-------- STUDY MATERIAL

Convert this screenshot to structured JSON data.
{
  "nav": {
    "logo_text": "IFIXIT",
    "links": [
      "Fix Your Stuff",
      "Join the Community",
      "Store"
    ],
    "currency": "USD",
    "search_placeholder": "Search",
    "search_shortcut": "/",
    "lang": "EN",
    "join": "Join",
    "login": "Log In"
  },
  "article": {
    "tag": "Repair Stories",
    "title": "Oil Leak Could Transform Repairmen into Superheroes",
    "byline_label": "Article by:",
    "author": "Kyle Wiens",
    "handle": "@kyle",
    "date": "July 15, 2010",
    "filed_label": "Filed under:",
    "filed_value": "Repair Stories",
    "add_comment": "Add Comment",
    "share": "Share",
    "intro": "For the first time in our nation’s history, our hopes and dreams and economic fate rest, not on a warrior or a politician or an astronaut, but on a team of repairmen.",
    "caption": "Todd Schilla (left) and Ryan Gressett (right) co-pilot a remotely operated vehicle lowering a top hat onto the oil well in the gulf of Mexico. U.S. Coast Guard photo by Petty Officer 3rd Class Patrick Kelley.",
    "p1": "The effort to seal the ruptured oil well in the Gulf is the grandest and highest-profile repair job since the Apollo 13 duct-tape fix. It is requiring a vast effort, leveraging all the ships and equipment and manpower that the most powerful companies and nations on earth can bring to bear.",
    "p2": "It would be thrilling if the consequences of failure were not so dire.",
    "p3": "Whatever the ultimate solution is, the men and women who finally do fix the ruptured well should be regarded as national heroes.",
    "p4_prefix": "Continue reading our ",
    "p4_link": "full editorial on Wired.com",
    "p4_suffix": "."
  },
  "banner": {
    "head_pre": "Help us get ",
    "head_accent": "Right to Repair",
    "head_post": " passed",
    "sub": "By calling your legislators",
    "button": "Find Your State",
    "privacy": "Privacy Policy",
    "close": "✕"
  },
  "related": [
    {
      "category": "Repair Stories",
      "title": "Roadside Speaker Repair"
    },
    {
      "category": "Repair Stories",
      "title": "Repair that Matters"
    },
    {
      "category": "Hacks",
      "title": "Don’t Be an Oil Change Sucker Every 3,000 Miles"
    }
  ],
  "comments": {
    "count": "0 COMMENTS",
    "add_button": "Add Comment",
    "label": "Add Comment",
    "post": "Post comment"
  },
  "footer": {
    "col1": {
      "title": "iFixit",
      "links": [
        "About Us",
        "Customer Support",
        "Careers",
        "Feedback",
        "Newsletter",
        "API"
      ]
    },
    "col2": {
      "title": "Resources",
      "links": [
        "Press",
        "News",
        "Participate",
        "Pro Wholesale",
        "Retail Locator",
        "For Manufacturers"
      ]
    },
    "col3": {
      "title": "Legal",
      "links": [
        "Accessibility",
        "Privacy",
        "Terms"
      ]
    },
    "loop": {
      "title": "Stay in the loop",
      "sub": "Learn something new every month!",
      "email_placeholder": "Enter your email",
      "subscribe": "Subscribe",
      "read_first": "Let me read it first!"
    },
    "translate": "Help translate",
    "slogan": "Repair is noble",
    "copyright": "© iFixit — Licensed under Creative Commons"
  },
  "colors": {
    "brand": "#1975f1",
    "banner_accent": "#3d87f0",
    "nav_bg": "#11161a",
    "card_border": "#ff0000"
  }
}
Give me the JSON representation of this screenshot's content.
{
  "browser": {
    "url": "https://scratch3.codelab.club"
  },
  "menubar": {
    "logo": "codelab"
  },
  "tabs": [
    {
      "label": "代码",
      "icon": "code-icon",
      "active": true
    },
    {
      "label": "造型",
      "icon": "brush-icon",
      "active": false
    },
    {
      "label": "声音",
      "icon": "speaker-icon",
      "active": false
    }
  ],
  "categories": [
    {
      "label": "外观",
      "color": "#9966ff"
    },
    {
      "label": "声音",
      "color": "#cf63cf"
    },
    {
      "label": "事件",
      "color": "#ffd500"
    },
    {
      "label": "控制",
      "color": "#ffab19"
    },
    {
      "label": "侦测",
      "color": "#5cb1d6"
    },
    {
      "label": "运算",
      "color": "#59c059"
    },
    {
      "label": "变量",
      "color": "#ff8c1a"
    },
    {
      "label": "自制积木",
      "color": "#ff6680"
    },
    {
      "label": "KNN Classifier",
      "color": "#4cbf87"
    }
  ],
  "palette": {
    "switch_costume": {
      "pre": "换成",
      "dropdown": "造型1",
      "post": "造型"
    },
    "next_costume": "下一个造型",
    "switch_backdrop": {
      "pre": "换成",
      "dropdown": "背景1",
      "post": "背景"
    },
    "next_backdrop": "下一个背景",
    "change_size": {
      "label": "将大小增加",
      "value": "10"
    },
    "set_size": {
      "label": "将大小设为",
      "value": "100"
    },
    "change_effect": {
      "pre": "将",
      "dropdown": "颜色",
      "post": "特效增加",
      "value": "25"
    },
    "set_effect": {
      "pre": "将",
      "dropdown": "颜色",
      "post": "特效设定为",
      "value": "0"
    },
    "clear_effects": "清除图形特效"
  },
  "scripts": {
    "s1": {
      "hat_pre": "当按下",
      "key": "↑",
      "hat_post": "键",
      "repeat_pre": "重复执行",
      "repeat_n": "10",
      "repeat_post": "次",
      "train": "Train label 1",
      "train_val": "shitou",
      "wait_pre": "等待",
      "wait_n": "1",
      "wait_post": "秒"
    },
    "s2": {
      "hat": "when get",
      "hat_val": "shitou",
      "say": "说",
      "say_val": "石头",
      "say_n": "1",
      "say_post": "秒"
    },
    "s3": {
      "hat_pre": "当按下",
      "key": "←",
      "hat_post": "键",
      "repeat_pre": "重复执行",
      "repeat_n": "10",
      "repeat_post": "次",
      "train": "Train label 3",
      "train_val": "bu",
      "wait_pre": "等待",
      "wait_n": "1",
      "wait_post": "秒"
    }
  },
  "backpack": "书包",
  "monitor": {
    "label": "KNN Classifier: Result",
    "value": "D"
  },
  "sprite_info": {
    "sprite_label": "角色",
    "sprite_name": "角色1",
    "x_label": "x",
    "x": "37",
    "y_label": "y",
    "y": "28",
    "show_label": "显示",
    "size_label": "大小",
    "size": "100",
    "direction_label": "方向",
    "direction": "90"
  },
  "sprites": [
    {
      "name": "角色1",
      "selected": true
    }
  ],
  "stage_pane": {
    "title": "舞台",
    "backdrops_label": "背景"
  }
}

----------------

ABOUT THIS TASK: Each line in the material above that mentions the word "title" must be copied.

RESPONSE BOX:
    "title": "Oil Leak Could Transform Repairmen into Superheroes",
      "title": "Roadside Speaker Repair"
      "title": "Repair that Matters"
      "title": "Don’t Be an Oil Change Sucker Every 3,000 Miles"
      "title": "iFixit",
      "title": "Resources",
      "title": "Legal",
      "title": "Stay in the loop",
    "title": "舞台",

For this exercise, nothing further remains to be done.